(Component data from apps and pages)
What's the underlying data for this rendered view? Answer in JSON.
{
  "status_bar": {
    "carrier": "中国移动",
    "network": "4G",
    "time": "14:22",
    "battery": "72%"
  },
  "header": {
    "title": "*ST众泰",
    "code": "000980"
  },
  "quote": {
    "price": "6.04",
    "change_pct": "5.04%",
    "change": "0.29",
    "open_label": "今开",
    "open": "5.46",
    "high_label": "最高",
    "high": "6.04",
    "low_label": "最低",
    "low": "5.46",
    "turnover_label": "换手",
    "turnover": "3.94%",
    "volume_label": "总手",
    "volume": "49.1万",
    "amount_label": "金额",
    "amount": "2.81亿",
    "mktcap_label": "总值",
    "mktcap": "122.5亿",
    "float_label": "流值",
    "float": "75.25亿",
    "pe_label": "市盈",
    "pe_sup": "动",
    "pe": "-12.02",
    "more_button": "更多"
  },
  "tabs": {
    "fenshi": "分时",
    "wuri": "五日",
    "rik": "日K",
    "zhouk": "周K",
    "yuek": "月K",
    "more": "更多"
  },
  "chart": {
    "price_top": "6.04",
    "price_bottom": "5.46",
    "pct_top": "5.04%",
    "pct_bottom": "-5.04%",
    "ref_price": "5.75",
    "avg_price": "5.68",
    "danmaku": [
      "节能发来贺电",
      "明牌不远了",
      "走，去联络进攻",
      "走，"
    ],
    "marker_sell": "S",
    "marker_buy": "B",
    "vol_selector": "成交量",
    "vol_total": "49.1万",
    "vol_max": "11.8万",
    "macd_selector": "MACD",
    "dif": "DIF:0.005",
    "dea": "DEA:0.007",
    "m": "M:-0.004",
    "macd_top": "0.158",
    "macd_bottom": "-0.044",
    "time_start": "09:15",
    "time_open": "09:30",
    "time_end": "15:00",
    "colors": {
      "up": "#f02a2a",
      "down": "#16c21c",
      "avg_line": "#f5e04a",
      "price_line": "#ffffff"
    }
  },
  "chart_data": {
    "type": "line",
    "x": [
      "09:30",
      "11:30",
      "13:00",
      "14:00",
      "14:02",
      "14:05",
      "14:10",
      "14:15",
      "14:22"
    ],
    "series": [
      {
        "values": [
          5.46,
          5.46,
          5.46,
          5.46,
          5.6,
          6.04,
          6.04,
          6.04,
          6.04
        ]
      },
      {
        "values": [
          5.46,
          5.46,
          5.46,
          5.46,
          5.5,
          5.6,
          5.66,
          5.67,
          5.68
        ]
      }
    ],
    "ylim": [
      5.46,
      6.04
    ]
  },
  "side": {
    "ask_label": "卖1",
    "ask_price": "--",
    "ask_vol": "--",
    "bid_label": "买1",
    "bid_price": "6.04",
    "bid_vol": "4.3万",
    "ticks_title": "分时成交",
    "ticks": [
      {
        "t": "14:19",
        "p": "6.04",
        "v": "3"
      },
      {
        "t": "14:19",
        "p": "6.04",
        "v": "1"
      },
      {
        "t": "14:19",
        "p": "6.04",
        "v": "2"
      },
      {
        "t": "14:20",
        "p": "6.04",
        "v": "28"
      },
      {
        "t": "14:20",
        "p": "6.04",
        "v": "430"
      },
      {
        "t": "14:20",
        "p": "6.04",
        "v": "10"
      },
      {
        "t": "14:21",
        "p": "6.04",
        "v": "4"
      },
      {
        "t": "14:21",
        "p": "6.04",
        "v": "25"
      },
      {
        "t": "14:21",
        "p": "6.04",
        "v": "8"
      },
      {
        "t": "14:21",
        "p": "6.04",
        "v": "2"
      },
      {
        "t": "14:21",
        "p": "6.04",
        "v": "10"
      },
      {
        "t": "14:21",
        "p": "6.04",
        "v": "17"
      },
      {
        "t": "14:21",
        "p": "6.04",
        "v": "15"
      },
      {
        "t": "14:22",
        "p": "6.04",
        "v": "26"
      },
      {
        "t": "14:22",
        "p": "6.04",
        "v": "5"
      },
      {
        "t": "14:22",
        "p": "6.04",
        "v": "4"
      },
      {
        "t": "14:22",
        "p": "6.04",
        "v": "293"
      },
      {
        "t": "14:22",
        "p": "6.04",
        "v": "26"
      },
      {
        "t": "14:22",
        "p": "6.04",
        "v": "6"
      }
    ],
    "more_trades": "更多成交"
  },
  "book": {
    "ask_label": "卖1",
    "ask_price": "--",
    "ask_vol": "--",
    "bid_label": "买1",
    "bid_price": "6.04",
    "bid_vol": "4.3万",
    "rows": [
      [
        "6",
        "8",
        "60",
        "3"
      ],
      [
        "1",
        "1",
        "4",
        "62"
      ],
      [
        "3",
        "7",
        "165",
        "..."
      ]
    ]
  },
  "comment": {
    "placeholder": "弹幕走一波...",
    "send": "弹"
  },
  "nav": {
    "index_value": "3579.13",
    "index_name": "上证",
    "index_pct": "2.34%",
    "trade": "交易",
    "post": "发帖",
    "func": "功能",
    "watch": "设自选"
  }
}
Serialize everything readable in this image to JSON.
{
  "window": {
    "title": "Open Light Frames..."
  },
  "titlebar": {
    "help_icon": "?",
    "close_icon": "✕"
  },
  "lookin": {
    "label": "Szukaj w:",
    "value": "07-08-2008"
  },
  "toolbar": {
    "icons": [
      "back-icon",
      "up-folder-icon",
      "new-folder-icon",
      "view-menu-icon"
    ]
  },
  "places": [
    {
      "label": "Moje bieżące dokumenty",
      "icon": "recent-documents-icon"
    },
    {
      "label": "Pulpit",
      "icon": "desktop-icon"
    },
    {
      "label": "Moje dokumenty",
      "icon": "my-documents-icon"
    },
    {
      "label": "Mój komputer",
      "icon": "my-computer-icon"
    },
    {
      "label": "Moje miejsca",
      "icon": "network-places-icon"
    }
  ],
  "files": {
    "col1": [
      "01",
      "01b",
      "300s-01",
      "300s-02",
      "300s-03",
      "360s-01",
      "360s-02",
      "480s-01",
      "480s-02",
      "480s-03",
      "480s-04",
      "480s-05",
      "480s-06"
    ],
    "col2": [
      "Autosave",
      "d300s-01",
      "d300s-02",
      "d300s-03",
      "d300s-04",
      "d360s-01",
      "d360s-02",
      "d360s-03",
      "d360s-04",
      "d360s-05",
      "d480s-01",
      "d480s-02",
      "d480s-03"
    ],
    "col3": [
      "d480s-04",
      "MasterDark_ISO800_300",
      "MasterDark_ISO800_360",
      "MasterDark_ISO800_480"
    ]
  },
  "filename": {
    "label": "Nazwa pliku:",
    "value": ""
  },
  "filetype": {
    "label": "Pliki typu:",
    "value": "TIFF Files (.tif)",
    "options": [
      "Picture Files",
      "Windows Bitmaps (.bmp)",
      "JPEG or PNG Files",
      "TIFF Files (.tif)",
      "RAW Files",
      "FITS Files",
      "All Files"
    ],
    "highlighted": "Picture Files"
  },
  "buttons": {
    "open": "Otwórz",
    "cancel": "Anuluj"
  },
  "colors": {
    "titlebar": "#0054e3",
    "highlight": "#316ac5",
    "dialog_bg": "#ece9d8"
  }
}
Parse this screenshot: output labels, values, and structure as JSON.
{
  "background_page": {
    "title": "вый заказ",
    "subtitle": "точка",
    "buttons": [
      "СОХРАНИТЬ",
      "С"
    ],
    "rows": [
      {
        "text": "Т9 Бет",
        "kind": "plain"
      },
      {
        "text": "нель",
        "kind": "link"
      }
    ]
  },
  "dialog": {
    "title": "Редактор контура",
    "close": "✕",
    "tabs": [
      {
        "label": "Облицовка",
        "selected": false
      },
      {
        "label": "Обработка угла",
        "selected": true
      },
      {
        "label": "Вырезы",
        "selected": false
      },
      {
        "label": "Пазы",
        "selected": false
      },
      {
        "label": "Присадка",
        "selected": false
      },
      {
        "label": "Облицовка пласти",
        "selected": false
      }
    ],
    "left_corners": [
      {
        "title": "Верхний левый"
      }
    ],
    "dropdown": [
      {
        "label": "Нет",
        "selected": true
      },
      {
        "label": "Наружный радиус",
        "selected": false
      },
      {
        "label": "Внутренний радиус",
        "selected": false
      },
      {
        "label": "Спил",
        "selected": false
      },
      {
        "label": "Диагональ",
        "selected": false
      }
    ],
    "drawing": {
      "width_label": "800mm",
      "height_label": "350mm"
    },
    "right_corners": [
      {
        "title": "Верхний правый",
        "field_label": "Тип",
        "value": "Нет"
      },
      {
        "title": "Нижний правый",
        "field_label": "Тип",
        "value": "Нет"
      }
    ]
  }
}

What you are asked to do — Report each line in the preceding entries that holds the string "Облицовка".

Task output —
        "label": "Облицовка",
        "label": "Облицовка пласти",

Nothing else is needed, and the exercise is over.